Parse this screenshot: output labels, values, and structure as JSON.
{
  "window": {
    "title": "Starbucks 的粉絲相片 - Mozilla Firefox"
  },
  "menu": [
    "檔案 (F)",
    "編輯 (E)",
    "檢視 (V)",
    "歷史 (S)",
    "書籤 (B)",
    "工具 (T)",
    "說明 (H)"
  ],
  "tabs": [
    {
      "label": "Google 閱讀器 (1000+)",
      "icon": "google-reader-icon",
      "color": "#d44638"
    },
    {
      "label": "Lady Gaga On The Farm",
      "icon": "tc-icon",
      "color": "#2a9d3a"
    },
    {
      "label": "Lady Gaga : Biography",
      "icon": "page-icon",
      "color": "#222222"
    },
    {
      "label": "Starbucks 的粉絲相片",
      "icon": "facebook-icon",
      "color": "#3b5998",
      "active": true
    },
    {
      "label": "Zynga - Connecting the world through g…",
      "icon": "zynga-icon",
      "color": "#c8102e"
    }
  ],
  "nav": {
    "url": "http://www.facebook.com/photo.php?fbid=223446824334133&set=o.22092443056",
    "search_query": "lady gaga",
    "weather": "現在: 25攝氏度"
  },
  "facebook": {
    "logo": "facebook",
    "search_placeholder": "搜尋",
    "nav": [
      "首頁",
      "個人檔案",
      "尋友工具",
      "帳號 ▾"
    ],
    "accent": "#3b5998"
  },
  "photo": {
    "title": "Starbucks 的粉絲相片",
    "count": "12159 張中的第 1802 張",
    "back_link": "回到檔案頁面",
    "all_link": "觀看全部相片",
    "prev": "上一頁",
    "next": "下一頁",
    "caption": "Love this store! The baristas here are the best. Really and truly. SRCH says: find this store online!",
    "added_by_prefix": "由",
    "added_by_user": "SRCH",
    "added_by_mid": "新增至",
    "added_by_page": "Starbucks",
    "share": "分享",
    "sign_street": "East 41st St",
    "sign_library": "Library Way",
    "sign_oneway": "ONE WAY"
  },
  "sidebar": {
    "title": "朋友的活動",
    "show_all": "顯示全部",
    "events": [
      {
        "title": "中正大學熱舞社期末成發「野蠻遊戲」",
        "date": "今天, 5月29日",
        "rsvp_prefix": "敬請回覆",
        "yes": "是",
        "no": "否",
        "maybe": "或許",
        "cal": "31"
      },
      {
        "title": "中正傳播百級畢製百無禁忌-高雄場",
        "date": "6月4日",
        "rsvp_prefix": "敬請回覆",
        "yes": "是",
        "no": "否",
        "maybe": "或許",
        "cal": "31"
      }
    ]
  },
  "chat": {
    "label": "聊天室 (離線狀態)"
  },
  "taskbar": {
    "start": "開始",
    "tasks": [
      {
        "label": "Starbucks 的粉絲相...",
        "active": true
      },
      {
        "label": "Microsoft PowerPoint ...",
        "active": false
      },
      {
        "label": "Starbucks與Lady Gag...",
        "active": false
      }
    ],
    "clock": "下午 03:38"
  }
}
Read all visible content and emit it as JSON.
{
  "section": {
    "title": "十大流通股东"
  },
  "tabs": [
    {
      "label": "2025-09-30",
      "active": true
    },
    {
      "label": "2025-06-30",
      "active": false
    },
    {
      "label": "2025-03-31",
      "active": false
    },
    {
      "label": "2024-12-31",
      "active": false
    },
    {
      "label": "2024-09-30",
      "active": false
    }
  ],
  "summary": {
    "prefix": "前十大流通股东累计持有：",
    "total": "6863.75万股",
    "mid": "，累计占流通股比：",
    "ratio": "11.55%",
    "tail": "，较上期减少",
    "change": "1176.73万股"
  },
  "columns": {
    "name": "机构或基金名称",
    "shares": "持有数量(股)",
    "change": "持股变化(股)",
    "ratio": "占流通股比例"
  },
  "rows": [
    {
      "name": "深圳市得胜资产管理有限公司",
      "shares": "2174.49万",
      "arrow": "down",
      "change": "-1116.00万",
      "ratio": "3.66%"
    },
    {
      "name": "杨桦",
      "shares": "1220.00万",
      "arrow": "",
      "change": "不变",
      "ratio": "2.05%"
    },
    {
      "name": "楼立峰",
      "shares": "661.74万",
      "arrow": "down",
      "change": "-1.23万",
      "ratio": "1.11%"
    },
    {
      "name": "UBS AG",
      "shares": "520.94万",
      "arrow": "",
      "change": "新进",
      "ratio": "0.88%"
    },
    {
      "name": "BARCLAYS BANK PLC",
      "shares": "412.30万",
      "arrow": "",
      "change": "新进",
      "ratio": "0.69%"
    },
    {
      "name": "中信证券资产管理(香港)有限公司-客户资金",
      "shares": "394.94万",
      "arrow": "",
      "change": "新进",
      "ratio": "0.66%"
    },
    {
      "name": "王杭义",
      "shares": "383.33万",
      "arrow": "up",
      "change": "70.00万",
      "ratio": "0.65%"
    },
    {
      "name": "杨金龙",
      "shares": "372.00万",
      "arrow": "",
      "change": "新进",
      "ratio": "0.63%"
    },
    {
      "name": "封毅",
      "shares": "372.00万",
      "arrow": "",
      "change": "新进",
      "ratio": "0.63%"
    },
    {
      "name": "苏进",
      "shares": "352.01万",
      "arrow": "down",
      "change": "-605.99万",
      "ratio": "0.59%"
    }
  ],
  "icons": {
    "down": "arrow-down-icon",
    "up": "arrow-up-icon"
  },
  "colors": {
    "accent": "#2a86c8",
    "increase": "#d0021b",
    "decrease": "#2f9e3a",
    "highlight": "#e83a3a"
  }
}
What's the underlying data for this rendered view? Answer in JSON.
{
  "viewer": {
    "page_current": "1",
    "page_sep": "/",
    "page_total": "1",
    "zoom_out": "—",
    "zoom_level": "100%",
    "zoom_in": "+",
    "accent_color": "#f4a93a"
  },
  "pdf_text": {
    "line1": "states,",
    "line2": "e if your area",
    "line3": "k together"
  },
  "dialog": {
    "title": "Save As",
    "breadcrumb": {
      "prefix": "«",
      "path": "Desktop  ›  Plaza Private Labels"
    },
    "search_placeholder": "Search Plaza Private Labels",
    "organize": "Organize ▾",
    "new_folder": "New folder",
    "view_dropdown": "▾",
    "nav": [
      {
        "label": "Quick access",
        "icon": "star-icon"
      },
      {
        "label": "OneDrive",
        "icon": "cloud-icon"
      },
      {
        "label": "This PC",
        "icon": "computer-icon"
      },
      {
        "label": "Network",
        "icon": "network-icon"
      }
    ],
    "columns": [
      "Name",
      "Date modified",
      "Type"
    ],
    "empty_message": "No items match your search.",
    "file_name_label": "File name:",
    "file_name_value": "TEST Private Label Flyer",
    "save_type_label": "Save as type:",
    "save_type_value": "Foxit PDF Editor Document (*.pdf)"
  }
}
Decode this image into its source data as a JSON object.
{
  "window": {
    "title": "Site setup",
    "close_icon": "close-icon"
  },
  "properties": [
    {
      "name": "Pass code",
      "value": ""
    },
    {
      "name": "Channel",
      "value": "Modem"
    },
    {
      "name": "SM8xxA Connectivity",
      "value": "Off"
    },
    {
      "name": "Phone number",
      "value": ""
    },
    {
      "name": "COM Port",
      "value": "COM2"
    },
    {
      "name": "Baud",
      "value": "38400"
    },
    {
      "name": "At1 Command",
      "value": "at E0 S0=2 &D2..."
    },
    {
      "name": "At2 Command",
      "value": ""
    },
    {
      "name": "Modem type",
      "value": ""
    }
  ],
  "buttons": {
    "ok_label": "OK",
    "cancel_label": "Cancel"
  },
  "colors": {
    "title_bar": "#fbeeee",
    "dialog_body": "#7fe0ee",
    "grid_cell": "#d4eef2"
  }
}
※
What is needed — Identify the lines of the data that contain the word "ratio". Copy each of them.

Solution for this task —
    "ratio": "11.55%",
    "ratio": "占流通股比例"
      "ratio": "3.66%"
      "ratio": "2.05%"
      "ratio": "1.11%"
      "ratio": "0.88%"
      "ratio": "0.69%"
      "ratio": "0.66%"
      "ratio": "0.65%"
      "ratio": "0.63%"
      "ratio": "0.63%"
      "ratio": "0.59%"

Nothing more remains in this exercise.